• EXERCISE OBJECTIVE:
Please filter the listing below and copy out the lines that hold "tarde".

** Opening RECORDED DATA block **

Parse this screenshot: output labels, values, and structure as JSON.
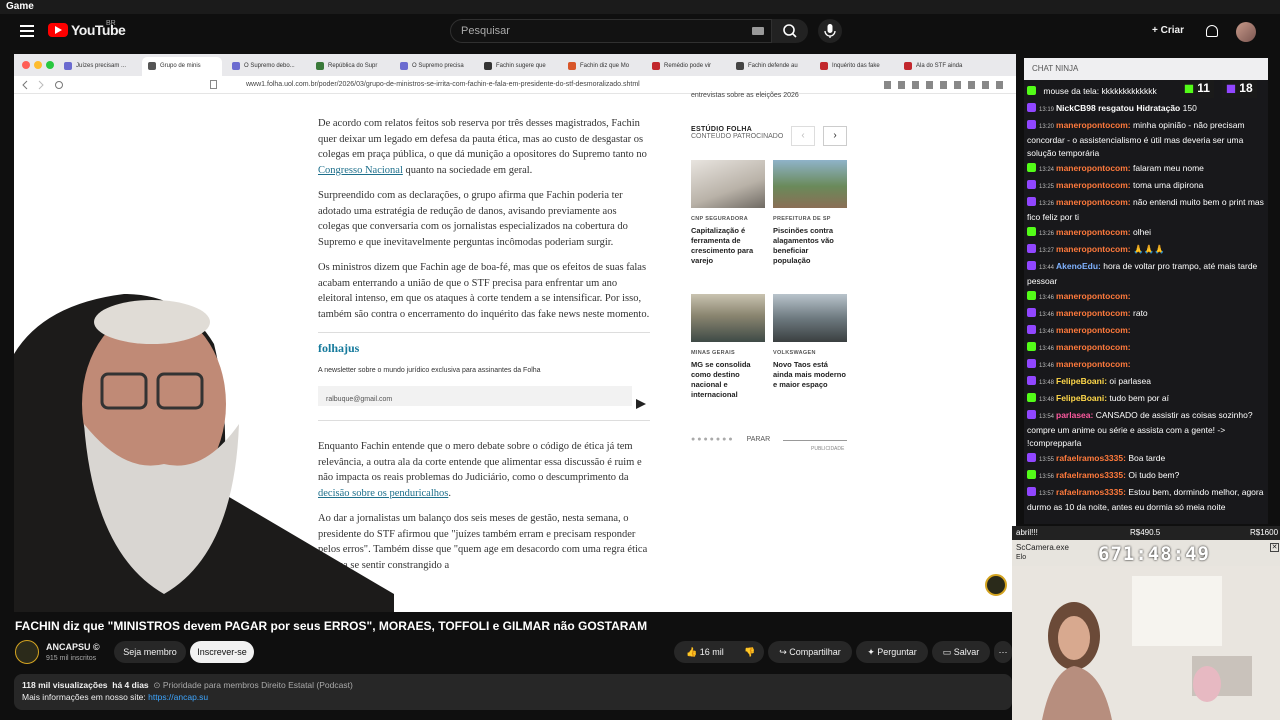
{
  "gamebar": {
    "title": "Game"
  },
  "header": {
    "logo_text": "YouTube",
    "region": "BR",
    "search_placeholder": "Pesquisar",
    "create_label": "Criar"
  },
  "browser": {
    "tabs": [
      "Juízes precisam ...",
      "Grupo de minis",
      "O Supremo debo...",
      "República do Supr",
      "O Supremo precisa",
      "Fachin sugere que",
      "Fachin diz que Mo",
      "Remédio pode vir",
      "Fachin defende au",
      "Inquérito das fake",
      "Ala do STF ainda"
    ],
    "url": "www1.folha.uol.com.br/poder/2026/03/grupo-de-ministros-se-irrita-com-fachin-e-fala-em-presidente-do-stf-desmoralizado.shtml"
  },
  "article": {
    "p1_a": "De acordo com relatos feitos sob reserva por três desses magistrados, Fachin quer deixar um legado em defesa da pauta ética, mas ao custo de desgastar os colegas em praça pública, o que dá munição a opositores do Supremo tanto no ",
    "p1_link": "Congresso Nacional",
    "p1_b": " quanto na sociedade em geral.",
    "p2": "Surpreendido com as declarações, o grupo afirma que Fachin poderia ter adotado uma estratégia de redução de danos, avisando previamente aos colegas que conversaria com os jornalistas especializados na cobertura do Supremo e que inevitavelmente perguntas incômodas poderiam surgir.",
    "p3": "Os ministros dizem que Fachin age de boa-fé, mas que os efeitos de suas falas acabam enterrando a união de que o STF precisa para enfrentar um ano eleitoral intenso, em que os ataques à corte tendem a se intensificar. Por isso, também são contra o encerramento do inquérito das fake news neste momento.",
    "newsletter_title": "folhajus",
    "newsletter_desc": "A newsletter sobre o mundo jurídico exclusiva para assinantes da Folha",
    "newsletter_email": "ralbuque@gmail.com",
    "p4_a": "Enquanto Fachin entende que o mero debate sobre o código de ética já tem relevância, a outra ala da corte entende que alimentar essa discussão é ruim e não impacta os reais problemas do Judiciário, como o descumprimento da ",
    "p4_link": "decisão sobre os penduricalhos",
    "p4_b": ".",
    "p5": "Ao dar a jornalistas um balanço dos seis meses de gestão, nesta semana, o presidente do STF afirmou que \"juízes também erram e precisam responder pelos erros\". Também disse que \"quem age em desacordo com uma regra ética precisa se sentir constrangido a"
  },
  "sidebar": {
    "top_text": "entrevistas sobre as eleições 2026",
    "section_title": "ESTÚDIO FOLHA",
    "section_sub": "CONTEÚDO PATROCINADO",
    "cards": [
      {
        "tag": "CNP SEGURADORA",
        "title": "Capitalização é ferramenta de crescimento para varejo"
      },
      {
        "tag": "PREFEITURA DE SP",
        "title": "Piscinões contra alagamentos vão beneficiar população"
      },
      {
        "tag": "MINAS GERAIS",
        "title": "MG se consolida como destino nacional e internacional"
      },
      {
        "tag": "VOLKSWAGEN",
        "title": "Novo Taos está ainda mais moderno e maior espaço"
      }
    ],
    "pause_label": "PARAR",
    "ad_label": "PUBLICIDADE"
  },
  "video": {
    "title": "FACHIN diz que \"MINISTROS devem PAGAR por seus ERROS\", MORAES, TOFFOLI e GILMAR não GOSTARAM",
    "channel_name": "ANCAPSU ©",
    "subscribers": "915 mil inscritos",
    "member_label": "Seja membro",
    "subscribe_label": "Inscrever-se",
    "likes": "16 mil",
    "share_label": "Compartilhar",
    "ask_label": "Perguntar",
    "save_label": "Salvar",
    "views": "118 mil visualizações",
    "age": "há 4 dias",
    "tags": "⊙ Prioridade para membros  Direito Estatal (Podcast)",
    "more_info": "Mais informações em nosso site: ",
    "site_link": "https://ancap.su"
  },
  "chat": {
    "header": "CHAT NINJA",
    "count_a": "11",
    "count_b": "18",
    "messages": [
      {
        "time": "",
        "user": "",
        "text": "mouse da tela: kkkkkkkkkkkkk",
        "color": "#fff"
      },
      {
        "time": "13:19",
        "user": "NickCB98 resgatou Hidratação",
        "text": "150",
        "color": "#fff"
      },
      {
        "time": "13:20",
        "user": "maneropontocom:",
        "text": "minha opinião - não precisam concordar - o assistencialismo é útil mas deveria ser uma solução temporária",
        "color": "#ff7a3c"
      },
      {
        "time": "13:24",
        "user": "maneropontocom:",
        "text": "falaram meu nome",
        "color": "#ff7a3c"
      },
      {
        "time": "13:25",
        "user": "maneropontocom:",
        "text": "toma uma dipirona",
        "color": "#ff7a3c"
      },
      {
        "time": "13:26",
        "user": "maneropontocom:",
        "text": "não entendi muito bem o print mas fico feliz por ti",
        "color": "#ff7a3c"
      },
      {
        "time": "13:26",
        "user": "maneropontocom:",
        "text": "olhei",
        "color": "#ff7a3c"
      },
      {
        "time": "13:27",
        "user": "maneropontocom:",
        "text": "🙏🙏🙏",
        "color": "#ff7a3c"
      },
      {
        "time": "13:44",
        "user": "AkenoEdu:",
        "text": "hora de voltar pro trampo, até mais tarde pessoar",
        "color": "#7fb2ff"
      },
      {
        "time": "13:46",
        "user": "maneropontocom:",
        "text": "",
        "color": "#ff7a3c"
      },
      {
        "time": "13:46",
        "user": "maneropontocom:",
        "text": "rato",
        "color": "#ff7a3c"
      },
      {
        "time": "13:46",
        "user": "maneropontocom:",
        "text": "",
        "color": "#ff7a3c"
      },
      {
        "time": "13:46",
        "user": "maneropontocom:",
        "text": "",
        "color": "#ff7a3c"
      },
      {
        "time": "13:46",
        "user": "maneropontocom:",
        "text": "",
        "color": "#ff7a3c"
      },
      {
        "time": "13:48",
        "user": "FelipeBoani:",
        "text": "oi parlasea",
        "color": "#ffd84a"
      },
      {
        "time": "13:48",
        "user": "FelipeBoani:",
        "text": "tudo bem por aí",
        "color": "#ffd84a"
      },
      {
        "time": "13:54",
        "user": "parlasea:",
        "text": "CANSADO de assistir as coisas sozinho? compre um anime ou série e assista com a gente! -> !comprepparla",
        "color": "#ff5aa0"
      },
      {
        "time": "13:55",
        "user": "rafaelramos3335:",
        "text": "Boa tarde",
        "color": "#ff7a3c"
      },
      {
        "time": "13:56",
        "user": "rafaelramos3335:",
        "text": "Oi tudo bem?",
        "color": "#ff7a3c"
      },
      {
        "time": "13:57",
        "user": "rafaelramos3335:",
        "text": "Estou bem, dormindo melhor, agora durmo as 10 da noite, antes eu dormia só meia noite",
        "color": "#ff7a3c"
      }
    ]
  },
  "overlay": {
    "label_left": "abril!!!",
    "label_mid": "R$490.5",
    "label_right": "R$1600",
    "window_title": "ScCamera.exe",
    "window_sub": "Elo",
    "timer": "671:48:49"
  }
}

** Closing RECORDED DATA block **

• THE COMPLETED TASK:
        "text": "hora de voltar pro trampo, até mais tarde pessoar",
        "text": "Boa tarde",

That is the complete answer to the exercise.